(What you are asked to do)
Look below and pull out each line with the word "Guest".

(Material shown)
>>>

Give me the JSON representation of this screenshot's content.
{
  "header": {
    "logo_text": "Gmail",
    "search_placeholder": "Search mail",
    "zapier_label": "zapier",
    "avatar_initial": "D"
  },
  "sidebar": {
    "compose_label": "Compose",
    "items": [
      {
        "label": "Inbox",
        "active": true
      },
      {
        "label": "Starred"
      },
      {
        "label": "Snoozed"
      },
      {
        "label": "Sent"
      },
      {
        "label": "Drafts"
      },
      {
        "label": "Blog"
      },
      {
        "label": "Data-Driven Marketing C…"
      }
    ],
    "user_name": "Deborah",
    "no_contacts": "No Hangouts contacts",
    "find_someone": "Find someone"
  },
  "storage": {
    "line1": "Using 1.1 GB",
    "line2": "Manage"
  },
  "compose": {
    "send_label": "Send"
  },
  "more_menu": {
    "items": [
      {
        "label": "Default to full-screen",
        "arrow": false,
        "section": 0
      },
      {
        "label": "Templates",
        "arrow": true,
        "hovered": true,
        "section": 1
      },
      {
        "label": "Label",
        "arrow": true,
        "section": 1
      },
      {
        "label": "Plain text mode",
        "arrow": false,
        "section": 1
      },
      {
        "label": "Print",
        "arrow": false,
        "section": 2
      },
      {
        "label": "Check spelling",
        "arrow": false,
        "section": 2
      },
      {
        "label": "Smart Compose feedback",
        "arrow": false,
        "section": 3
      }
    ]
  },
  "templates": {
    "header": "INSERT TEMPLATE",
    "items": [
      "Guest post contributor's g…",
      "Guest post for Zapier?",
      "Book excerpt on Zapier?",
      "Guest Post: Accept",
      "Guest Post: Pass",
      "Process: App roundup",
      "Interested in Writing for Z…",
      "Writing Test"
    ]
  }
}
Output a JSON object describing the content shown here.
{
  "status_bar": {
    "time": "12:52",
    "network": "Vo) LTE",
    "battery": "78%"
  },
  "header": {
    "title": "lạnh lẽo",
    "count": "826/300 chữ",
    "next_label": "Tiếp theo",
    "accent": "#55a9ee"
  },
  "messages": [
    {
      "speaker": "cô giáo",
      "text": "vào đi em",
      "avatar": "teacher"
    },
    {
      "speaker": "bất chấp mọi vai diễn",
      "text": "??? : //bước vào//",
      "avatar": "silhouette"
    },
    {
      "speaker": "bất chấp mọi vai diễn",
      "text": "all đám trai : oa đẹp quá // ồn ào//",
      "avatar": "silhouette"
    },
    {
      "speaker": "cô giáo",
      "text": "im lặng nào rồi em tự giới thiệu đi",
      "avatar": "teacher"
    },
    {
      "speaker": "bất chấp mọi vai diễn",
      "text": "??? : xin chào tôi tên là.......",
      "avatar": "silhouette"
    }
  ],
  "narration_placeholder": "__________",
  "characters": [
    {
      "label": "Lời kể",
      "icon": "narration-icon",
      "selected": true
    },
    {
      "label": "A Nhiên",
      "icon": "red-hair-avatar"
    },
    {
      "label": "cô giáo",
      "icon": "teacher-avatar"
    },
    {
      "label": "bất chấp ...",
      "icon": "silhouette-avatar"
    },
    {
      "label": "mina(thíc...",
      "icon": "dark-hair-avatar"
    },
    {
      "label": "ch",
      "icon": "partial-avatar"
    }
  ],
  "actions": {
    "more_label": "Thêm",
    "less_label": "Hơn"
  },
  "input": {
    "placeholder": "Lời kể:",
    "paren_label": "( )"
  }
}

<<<

(Result)
      "Guest post contributor's g…",
      "Guest post for Zapier?",
      "Guest Post: Accept",
      "Guest Post: Pass",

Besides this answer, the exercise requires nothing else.